I continued to struggle with that view until college.  In college I lived in a diverse community, I had many friends- and those friends included many people of color.  I started to push back against those early images I retained from my youth. While living on campus, within the dorms, I was able to push past those prejudices and focus on the people I was interacting with. I did not have to worry about judgement from others about my friends there, although they still suffered from judgement every day.

As a teacher, I started teaching in a public school located on a reservation. Throughout my 15 years of teaching I have taught in a school that was primarily students of color.  I try to be aware of my message and my voice, but coming from my background I am sure I can’t help but fall into those times of “well intentioned” teaching. I need someone to push back on what I say or do in the classroom, sometimes it comes from my students. I have lost count of how many times I have been called racist by a new student, and each time it happens I reflect on what actually happened in the classroom before I respond.  Many times they are saying that as a knee jerk reaction. “Johnny, I need you to continue your work on your assignment” is immediately followed by “You’re racist.” It’s the other times that concern me. It’s like being slapped in the face, and I always try to reflect on the conversation, body language, body positions in the room, and who I addressed first in a situation in the classroom. If I ever have a doubt that what I said or done was wrong, I immediately apologize, although by that time it is too late- the damage has been done.

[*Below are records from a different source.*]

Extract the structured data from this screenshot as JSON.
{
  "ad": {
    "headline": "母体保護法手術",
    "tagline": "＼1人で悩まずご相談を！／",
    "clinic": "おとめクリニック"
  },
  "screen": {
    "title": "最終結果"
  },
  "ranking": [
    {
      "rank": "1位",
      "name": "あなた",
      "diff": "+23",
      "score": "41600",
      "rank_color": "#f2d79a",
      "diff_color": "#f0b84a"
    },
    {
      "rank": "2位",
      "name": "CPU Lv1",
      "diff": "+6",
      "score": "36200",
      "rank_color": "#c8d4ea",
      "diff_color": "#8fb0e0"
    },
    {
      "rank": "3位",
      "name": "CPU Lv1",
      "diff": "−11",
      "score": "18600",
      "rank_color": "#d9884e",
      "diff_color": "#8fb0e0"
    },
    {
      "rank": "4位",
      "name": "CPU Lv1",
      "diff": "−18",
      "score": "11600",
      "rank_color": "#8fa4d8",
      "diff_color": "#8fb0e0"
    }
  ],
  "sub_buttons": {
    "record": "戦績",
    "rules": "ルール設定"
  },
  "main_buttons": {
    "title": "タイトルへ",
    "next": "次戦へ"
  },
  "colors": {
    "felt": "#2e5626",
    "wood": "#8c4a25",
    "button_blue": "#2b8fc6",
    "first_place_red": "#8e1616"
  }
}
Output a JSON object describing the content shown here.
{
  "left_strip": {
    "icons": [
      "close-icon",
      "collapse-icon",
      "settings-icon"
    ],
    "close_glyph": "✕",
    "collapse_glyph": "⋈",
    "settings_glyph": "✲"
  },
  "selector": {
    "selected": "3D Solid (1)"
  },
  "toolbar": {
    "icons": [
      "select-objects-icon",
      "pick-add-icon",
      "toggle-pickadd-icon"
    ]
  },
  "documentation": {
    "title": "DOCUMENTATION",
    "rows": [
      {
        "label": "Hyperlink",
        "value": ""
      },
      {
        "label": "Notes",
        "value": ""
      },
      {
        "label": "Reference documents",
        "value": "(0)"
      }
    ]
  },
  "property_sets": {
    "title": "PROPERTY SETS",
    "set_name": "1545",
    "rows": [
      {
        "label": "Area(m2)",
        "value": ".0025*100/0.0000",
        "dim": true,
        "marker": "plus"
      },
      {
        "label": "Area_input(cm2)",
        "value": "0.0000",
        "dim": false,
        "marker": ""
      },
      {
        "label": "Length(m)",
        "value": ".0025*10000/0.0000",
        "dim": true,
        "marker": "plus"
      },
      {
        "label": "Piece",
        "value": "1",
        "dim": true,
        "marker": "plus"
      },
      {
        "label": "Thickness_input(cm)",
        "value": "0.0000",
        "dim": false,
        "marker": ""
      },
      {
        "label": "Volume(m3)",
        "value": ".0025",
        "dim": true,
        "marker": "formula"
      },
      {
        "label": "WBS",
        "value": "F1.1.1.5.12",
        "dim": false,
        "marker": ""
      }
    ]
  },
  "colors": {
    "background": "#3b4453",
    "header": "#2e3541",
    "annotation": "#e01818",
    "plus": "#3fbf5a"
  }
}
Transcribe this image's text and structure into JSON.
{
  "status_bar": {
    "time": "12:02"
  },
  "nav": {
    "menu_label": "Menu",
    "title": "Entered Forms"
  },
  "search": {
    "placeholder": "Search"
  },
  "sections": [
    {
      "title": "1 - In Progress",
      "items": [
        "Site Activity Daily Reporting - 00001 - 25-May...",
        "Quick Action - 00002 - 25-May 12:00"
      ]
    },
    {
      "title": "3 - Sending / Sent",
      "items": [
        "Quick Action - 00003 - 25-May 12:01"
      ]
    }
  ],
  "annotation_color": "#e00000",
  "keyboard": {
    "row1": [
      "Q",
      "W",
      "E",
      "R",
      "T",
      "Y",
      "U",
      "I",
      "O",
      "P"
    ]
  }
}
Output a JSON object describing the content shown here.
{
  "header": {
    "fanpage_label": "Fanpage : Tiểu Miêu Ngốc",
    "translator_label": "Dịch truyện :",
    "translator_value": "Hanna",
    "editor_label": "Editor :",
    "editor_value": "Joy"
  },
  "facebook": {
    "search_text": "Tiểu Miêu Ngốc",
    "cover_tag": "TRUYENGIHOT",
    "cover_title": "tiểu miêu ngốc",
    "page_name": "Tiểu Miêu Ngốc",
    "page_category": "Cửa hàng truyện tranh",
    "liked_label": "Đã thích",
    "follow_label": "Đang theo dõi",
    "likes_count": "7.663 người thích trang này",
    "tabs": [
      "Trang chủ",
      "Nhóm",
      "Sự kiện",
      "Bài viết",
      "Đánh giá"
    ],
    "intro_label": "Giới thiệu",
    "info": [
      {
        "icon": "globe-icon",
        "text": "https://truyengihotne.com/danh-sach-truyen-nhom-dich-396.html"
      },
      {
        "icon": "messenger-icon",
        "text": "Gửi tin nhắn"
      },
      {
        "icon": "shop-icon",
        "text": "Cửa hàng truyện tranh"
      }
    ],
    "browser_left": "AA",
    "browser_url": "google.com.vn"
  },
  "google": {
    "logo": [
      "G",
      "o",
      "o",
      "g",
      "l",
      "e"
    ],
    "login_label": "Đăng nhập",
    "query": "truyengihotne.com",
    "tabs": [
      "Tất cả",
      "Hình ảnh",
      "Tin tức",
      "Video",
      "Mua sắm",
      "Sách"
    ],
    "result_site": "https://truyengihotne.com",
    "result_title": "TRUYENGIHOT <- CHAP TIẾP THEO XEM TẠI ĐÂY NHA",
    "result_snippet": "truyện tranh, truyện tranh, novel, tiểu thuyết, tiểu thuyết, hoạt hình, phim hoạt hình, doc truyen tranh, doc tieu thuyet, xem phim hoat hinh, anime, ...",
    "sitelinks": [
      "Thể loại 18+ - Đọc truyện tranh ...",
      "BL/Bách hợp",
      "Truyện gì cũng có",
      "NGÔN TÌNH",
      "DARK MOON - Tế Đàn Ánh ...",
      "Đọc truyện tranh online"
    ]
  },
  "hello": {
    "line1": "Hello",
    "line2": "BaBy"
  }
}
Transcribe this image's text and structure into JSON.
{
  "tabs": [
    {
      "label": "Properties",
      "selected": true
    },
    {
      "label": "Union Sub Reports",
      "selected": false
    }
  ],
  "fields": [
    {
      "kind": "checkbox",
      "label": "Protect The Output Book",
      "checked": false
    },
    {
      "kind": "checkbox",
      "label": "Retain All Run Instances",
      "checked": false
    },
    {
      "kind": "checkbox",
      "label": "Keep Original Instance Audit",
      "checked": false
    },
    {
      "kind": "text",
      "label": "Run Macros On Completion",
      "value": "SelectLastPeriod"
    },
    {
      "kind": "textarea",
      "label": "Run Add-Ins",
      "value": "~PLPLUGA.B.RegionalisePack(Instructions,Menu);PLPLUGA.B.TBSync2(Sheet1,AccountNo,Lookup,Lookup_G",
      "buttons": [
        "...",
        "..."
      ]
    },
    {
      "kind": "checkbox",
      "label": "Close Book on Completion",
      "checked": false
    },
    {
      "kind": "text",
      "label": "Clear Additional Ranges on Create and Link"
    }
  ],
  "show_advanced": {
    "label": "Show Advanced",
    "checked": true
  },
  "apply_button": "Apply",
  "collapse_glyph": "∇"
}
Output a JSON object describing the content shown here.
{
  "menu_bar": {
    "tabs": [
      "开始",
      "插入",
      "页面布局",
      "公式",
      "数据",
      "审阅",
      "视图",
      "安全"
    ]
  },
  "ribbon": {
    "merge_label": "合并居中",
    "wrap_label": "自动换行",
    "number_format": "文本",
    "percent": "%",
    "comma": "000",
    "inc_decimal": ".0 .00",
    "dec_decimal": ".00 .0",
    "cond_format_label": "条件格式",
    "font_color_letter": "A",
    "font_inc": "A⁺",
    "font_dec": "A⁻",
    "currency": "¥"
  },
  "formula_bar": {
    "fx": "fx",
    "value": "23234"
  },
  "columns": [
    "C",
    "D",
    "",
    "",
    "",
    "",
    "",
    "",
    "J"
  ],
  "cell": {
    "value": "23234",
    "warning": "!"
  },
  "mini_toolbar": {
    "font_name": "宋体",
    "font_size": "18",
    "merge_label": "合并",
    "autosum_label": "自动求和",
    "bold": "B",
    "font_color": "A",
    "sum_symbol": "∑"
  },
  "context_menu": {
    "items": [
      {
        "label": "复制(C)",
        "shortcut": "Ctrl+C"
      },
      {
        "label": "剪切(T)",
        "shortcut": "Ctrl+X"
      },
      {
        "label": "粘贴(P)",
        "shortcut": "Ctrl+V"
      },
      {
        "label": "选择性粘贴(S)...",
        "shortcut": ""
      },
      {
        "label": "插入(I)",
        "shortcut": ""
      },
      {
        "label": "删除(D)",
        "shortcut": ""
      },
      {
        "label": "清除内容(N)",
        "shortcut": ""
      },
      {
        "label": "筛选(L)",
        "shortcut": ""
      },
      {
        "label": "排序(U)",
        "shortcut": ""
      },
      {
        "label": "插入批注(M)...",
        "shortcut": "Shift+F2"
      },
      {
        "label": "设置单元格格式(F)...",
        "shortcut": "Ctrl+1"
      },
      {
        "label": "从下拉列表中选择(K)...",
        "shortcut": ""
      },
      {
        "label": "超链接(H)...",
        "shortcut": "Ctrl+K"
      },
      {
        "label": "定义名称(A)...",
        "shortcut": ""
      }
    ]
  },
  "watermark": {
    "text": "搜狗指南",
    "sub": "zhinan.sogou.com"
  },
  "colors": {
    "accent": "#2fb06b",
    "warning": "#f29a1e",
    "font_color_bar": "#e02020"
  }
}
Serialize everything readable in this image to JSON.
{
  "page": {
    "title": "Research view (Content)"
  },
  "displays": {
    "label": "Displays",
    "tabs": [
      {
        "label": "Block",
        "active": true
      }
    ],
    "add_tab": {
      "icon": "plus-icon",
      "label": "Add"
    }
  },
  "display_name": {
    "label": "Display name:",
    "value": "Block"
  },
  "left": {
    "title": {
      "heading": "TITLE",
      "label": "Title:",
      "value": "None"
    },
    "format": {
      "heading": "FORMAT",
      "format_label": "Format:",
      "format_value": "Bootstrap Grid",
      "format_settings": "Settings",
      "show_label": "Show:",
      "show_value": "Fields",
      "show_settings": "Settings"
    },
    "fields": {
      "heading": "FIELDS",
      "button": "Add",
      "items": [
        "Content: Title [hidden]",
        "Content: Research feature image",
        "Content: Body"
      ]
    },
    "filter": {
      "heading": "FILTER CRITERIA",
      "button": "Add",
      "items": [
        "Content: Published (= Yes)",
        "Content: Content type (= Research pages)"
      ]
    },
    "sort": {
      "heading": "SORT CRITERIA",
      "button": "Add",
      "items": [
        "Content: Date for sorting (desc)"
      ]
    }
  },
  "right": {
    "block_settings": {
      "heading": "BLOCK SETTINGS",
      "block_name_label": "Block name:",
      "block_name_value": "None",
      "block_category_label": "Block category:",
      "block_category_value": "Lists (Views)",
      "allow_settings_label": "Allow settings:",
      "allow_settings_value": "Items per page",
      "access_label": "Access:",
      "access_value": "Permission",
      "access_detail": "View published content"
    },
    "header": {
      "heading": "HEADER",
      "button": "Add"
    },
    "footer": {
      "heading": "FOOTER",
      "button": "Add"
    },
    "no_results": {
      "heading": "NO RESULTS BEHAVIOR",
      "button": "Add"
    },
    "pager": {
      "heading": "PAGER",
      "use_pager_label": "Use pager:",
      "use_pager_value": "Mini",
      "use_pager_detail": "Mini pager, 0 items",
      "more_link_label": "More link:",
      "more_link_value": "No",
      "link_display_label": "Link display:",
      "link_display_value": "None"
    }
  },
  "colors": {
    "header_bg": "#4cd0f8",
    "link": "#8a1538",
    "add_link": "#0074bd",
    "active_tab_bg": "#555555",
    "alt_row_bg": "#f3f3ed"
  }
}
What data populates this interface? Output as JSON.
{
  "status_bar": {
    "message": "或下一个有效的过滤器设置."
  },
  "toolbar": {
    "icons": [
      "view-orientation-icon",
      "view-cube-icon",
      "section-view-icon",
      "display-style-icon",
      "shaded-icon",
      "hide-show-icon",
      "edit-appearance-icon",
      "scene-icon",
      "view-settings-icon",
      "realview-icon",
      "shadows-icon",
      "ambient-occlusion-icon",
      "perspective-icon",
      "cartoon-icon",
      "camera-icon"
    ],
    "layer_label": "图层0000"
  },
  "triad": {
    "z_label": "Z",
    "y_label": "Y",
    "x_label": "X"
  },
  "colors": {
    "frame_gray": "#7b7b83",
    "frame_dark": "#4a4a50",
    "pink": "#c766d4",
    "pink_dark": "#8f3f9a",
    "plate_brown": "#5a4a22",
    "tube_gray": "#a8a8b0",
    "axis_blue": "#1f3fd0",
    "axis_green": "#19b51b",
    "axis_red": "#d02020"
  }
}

There are times throughout the year where the class will talk about race, and how that has affected their learning.  It is quite an eye-opening conversation with every group I have. Although many of the issues remain constant, there is always a new insight that I take from each talk.  All of the talks will have a racist versus prejudiced thread, and many of my students do not know the difference between the two. Many students do not know how to articulate themselves beyond using the word racist, so we talk about ways to talk with a teacher about how they are feeling and what factors within the classroom cause those feelings.  Many of my students come from very diverse and challenging situations, they have a need to be heard and respected for who they are. They typically are not allowed this, but it’s one thing I try to address and acknowledge. They need a place they can feel safe, respected and valued for being themselves.

Like my students, I need a place where I can feel safe and respected for this conversation of race. I want to learn more about what I am doing right or wrong, or even what I am implying by not saying anything at all. The biggest reason why I have been struggling with this for so long is that I feel ashamed.  I am ashamed because I have not pushed back against what I know is wrong for so long, but I also feel shame and fear of how my family and friends will react to my seeking knowledge and how I will interact with the topic of race. It’s the latter that has chained me into inaction, and although I keep struggling against those constraints- they keep me silent, firmly entrapped.

I want to have a conversation about race: within me, my classroom, my community, my country. I know that conversation won’t be neat or easy, but I also want to be able to know that while emotions may run hot- that I am having it with people in a constructive way.  This IS a test, we all are being graded on this every day, and for me- I need a lot of review and chances to retest so I can get it right.